Information supplied>
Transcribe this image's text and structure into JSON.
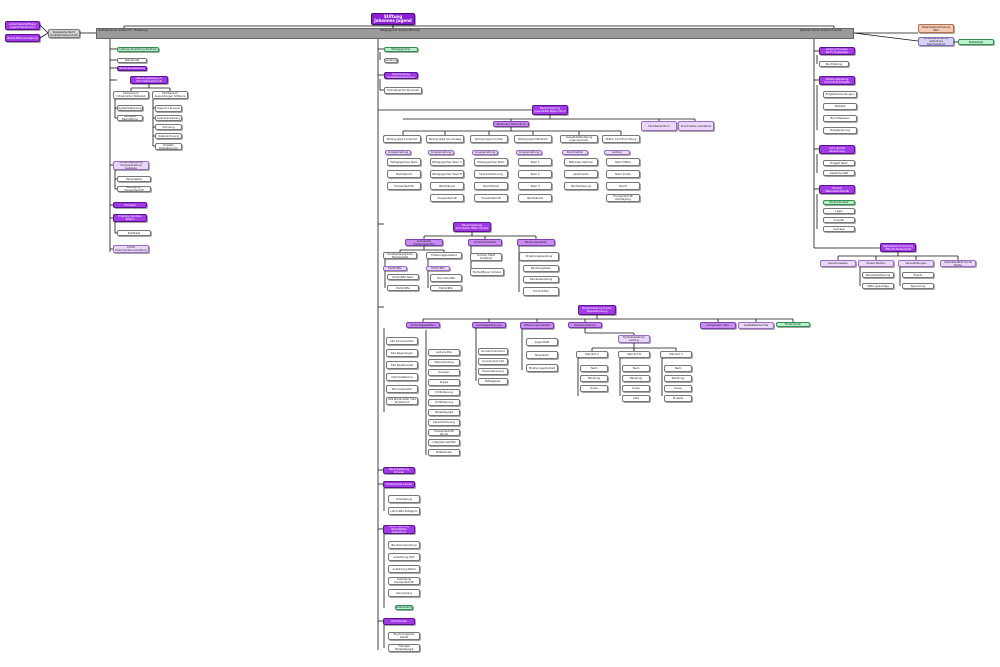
{
  "colors": {
    "root": "#8a1fd6",
    "dark": "#a23ae6",
    "mid": "#c98bf2",
    "light": "#ead7fb",
    "plain": "#ffffff",
    "green": "#b9f2c8",
    "gray": "#d3d3d3",
    "salmon": "#f6c9b5",
    "connector": "#111111"
  },
  "root": {
    "title": "Stiftung Johannes Jugend"
  },
  "band": {
    "left_label": "Kaufmännischer Vorstand IT / Verwaltung",
    "center_label": "Pädagogischer Vorstand Bereiche",
    "right_label": "Kaufmännischer Vorstand Finanzen"
  },
  "side_left": {
    "box1": "Aufsichtsrat Stiftung Jugend Kuratorium",
    "box2": "Beirat Elternvertretung",
    "box3": "Stabsstelle Recht Qualität Datenschutz"
  },
  "side_right": {
    "box1": "Mitarbeitervertretung MAV",
    "box2": "Schwerbehinderten vertretung Gleichstellung",
    "box3": "Stabsstelle"
  },
  "left_branch": {
    "b1": "Leitung Verwaltung Zentrale",
    "b2": "Sekretariat",
    "b3": "Personalverwaltung",
    "b4": "Abteilungsleitung IT Informationstechnik",
    "b4a": "Fachbereich Infrastruktur Netzwerk",
    "b4b": "Fachbereich Anwendungen Software",
    "b4a1": "Systembetreuung",
    "b4a2": "Hardware Beschaffung",
    "b4b1": "Support 1st Level",
    "b4b2": "Lizenzverwaltung",
    "b4b3": "Schulung",
    "b4b4": "Datensicherung",
    "b4b5": "Projekte Digitalisierung",
    "b5": "Abteilungsleitung Hausverwaltung Gebäude",
    "b5a": "Hausmeister",
    "b5b": "Reinigung / Hauswirtschaft",
    "b6": "Fuhrpark",
    "b7": "Empfang Zentrale Telefon",
    "b7a": "Poststelle",
    "b8": "Archiv Dokumentenverwaltung"
  },
  "center_top": {
    "c1": "Assistenz Pädagogischer Vorstand",
    "c1a": "Sekretariat",
    "c2": "Fachberatung Qualitätsentwicklung",
    "c2a": "Fachdienst Kinderschutz"
  },
  "region_a": {
    "head": "Bereichsleitung Jugendhilfe Region Nord",
    "sub": "Stationäre Hilfen Nord",
    "side1": "Fachdienst Nord",
    "side2": "Koordination Aufnahme",
    "cols": [
      {
        "head": "Wohngruppe Lindenhof",
        "tag": "Gruppenleitung",
        "items": [
          "Pädagogisches Team",
          "Nachtdienst",
          "Hauswirtschaft"
        ]
      },
      {
        "head": "Wohngruppe Sonnenweg",
        "tag": "Gruppenleitung",
        "items": [
          "Pädagogisches Team A",
          "Pädagogisches Team B",
          "Nachtdienst",
          "Hauswirtschaft"
        ]
      },
      {
        "head": "Wohngruppe Am Park",
        "tag": "Gruppenleitung",
        "items": [
          "Pädagogisches Team",
          "Intensivbetreuung",
          "Nachtdienst",
          "Hauswirtschaft"
        ]
      },
      {
        "head": "Wohngruppe Mühlbach",
        "tag": "Gruppenleitung",
        "items": [
          "Team 1",
          "Team 2",
          "Team 3",
          "Nachtdienst"
        ]
      },
      {
        "head": "Verselbstständigung Jugendwohnen",
        "tag": "Koordination",
        "items": [
          "Betreutes Wohnen",
          "Apartments",
          "Nachbetreuung"
        ]
      },
      {
        "head": "Mutter Kind Einrichtung",
        "tag": "Leitung",
        "items": [
          "Team Mütter",
          "Team Kinder",
          "Nacht",
          "Hauswirtschaft Verpflegung"
        ]
      }
    ]
  },
  "region_b": {
    "head": "Bereichsleitung Ambulante Hilfen Familie",
    "s1": "Ambulante Erziehungshilfen",
    "s2": "Schulsozialarbeit",
    "s3": "Beratungsstellen",
    "s1a": "Sozialpädagogische Familienhilfe",
    "s1b": "Erziehungsbeistand",
    "s1a1": "Fachkräfte",
    "s1a2": "Fachkräfte Team",
    "s1b1": "Fachkräfte",
    "s1b2": "Honorarkräfte",
    "s2a": "Schulen Stadt Landkreis",
    "s2b": "Fachkräfte an Schulen",
    "s3a": "Erziehungsberatung",
    "s3a1": "Beratungsteam",
    "s3a2": "Familienberatung",
    "s3a3": "Frühe Hilfen"
  },
  "region_c": {
    "head": "Bereichsleitung Kinder Tagesbetreuung",
    "c1": "Kindertagesstätten",
    "c2": "Ganztagsbetreuung",
    "c3": "Offene Jugendarbeit",
    "c4": "Familienzentrum",
    "c5": "Kooperation Kita",
    "c6": "Qualitätszirkel Kita",
    "c7": "Förderverein",
    "c1_items": [
      "Kita Sonnenschein",
      "Kita Regenbogen",
      "Kita Spatzennest",
      "Kita Pusteblume",
      "Kita Löwenzahn",
      "Kita Marienkäfer Villa Kunterbunt"
    ],
    "c1b_items": [
      "Leitung Kita",
      "Stellvertretung",
      "Gruppen",
      "Krippe",
      "U3 Betreuung",
      "Ü3 Betreuung",
      "Heilpädagogik",
      "Sprachförderung",
      "Hauswirtschaft Küche",
      "Integrationskräfte",
      "Praktikanten"
    ],
    "c2_items": [
      "Grundschule Nord",
      "Grundschule Süd",
      "Ferienbetreuung",
      "Mittagessen"
    ],
    "c3_items": [
      "Jugendtreff",
      "Streetwork",
      "Mobile Jugendarbeit"
    ],
    "c4_head": "Familienzentrum Leitung",
    "c4_cols": [
      {
        "head": "Standort A",
        "items": [
          "Team",
          "Beratung",
          "Kurse"
        ]
      },
      {
        "head": "Standort B",
        "items": [
          "Team",
          "Beratung",
          "Kurse",
          "Café"
        ]
      },
      {
        "head": "Standort C",
        "items": [
          "Team",
          "Beratung",
          "Kurse",
          "Projekte"
        ]
      }
    ]
  },
  "center_lower": {
    "l1": "Bereichsleitung Schulen",
    "l2": "Förderschule Lernen",
    "l2a": "Schulleitung",
    "l2b": "Lehrkräfte Kollegium",
    "l3": "Bereichsleitung Werkstätten Ausbildung",
    "l3_items": [
      "Berufsvorbereitung",
      "Ausbildung Holz",
      "Ausbildung Metall",
      "Ausbildung Hauswirtschaft",
      "Jobcoaching"
    ],
    "l3_green": "Praktikumsbörse",
    "l4": "Fachdienste",
    "l4_items": [
      "Psychologischer Dienst",
      "Therapie Heilpädagogik"
    ]
  },
  "right_branch": {
    "r1": "Leitung Finanzen Rechnungswesen",
    "r1a": "Buchhaltung",
    "r2": "Abteilungsleitung Controlling Entgelte",
    "r2_items": [
      "Entgeltverhandlungen",
      "Statistik",
      "Berichtswesen",
      "Budgetplanung"
    ],
    "r3": "Lohn Gehalt Abrechnung",
    "r3_items": [
      "Entgelt Team",
      "Zeitwirtschaft"
    ],
    "r4": "Einkauf Materialwirtschaft",
    "r4_green": "Zentraleinkauf",
    "r4_items": [
      "Lager",
      "Inventar",
      "Verträge"
    ],
    "r5": "Stabsstelle Fundraising Öffentlichkeitsarbeit",
    "r5_cols": [
      "Spendenwesen",
      "Presse Medien",
      "Veranstaltungen",
      "Internetauftritt Social Media"
    ],
    "r5_sub1": [
      "Spenderbetreuung",
      "Stiftungsanträge"
    ],
    "r5_sub2": [
      "Events",
      "Sponsoring"
    ]
  }
}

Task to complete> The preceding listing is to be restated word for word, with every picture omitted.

Written response>
Transcribe this image's text and structure into JSON.
{
  "colors": {
    "root": "#8a1fd6",
    "dark": "#a23ae6",
    "mid": "#c98bf2",
    "light": "#ead7fb",
    "plain": "#ffffff",
    "green": "#b9f2c8",
    "gray": "#d3d3d3",
    "salmon": "#f6c9b5",
    "connector": "#111111"
  },
  "root": {
    "title": "Stiftung Johannes Jugend"
  },
  "band": {
    "left_label": "Kaufmännischer Vorstand IT / Verwaltung",
    "center_label": "Pädagogischer Vorstand Bereiche",
    "right_label": "Kaufmännischer Vorstand Finanzen"
  },
  "side_left": {
    "box1": "Aufsichtsrat Stiftung Jugend Kuratorium",
    "box2": "Beirat Elternvertretung",
    "box3": "Stabsstelle Recht Qualität Datenschutz"
  },
  "side_right": {
    "box1": "Mitarbeitervertretung MAV",
    "box2": "Schwerbehinderten vertretung Gleichstellung",
    "box3": "Stabsstelle"
  },
  "left_branch": {
    "b1": "Leitung Verwaltung Zentrale",
    "b2": "Sekretariat",
    "b3": "Personalverwaltung",
    "b4": "Abteilungsleitung IT Informationstechnik",
    "b4a": "Fachbereich Infrastruktur Netzwerk",
    "b4b": "Fachbereich Anwendungen Software",
    "b4a1": "Systembetreuung",
    "b4a2": "Hardware Beschaffung",
    "b4b1": "Support 1st Level",
    "b4b2": "Lizenzverwaltung",
    "b4b3": "Schulung",
    "b4b4": "Datensicherung",
    "b4b5": "Projekte Digitalisierung",
    "b5": "Abteilungsleitung Hausverwaltung Gebäude",
    "b5a": "Hausmeister",
    "b5b": "Reinigung / Hauswirtschaft",
    "b6": "Fuhrpark",
    "b7": "Empfang Zentrale Telefon",
    "b7a": "Poststelle",
    "b8": "Archiv Dokumentenverwaltung"
  },
  "center_top": {
    "c1": "Assistenz Pädagogischer Vorstand",
    "c1a": "Sekretariat",
    "c2": "Fachberatung Qualitätsentwicklung",
    "c2a": "Fachdienst Kinderschutz"
  },
  "region_a": {
    "head": "Bereichsleitung Jugendhilfe Region Nord",
    "sub": "Stationäre Hilfen Nord",
    "side1": "Fachdienst Nord",
    "side2": "Koordination Aufnahme",
    "cols": [
      {
        "head": "Wohngruppe Lindenhof",
        "tag": "Gruppenleitung",
        "items": [
          "Pädagogisches Team",
          "Nachtdienst",
          "Hauswirtschaft"
        ]
      },
      {
        "head": "Wohngruppe Sonnenweg",
        "tag": "Gruppenleitung",
        "items": [
          "Pädagogisches Team A",
          "Pädagogisches Team B",
          "Nachtdienst",
          "Hauswirtschaft"
        ]
      },
      {
        "head": "Wohngruppe Am Park",
        "tag": "Gruppenleitung",
        "items": [
          "Pädagogisches Team",
          "Intensivbetreuung",
          "Nachtdienst",
          "Hauswirtschaft"
        ]
      },
      {
        "head": "Wohngruppe Mühlbach",
        "tag": "Gruppenleitung",
        "items": [
          "Team 1",
          "Team 2",
          "Team 3",
          "Nachtdienst"
        ]
      },
      {
        "head": "Verselbstständigung Jugendwohnen",
        "tag": "Koordination",
        "items": [
          "Betreutes Wohnen",
          "Apartments",
          "Nachbetreuung"
        ]
      },
      {
        "head": "Mutter Kind Einrichtung",
        "tag": "Leitung",
        "items": [
          "Team Mütter",
          "Team Kinder",
          "Nacht",
          "Hauswirtschaft Verpflegung"
        ]
      }
    ]
  },
  "region_b": {
    "head": "Bereichsleitung Ambulante Hilfen Familie",
    "s1": "Ambulante Erziehungshilfen",
    "s2": "Schulsozialarbeit",
    "s3": "Beratungsstellen",
    "s1a": "Sozialpädagogische Familienhilfe",
    "s1b": "Erziehungsbeistand",
    "s1a1": "Fachkräfte",
    "s1a2": "Fachkräfte Team",
    "s1b1": "Fachkräfte",
    "s1b2": "Honorarkräfte",
    "s2a": "Schulen Stadt Landkreis",
    "s2b": "Fachkräfte an Schulen",
    "s3a": "Erziehungsberatung",
    "s3a1": "Beratungsteam",
    "s3a2": "Familienberatung",
    "s3a3": "Frühe Hilfen"
  },
  "region_c": {
    "head": "Bereichsleitung Kinder Tagesbetreuung",
    "c1": "Kindertagesstätten",
    "c2": "Ganztagsbetreuung",
    "c3": "Offene Jugendarbeit",
    "c4": "Familienzentrum",
    "c5": "Kooperation Kita",
    "c6": "Qualitätszirkel Kita",
    "c7": "Förderverein",
    "c1_items": [
      "Kita Sonnenschein",
      "Kita Regenbogen",
      "Kita Spatzennest",
      "Kita Pusteblume",
      "Kita Löwenzahn",
      "Kita Marienkäfer Villa Kunterbunt"
    ],
    "c1b_items": [
      "Leitung Kita",
      "Stellvertretung",
      "Gruppen",
      "Krippe",
      "U3 Betreuung",
      "Ü3 Betreuung",
      "Heilpädagogik",
      "Sprachförderung",
      "Hauswirtschaft Küche",
      "Integrationskräfte",
      "Praktikanten"
    ],
    "c2_items": [
      "Grundschule Nord",
      "Grundschule Süd",
      "Ferienbetreuung",
      "Mittagessen"
    ],
    "c3_items": [
      "Jugendtreff",
      "Streetwork",
      "Mobile Jugendarbeit"
    ],
    "c4_head": "Familienzentrum Leitung",
    "c4_cols": [
      {
        "head": "Standort A",
        "items": [
          "Team",
          "Beratung",
          "Kurse"
        ]
      },
      {
        "head": "Standort B",
        "items": [
          "Team",
          "Beratung",
          "Kurse",
          "Café"
        ]
      },
      {
        "head": "Standort C",
        "items": [
          "Team",
          "Beratung",
          "Kurse",
          "Projekte"
        ]
      }
    ]
  },
  "center_lower": {
    "l1": "Bereichsleitung Schulen",
    "l2": "Förderschule Lernen",
    "l2a": "Schulleitung",
    "l2b": "Lehrkräfte Kollegium",
    "l3": "Bereichsleitung Werkstätten Ausbildung",
    "l3_items": [
      "Berufsvorbereitung",
      "Ausbildung Holz",
      "Ausbildung Metall",
      "Ausbildung Hauswirtschaft",
      "Jobcoaching"
    ],
    "l3_green": "Praktikumsbörse",
    "l4": "Fachdienste",
    "l4_items": [
      "Psychologischer Dienst",
      "Therapie Heilpädagogik"
    ]
  },
  "right_branch": {
    "r1": "Leitung Finanzen Rechnungswesen",
    "r1a": "Buchhaltung",
    "r2": "Abteilungsleitung Controlling Entgelte",
    "r2_items": [
      "Entgeltverhandlungen",
      "Statistik",
      "Berichtswesen",
      "Budgetplanung"
    ],
    "r3": "Lohn Gehalt Abrechnung",
    "r3_items": [
      "Entgelt Team",
      "Zeitwirtschaft"
    ],
    "r4": "Einkauf Materialwirtschaft",
    "r4_green": "Zentraleinkauf",
    "r4_items": [
      "Lager",
      "Inventar",
      "Verträge"
    ],
    "r5": "Stabsstelle Fundraising Öffentlichkeitsarbeit",
    "r5_cols": [
      "Spendenwesen",
      "Presse Medien",
      "Veranstaltungen",
      "Internetauftritt Social Media"
    ],
    "r5_sub1": [
      "Spenderbetreuung",
      "Stiftungsanträge"
    ],
    "r5_sub2": [
      "Events",
      "Sponsoring"
    ]
  }
}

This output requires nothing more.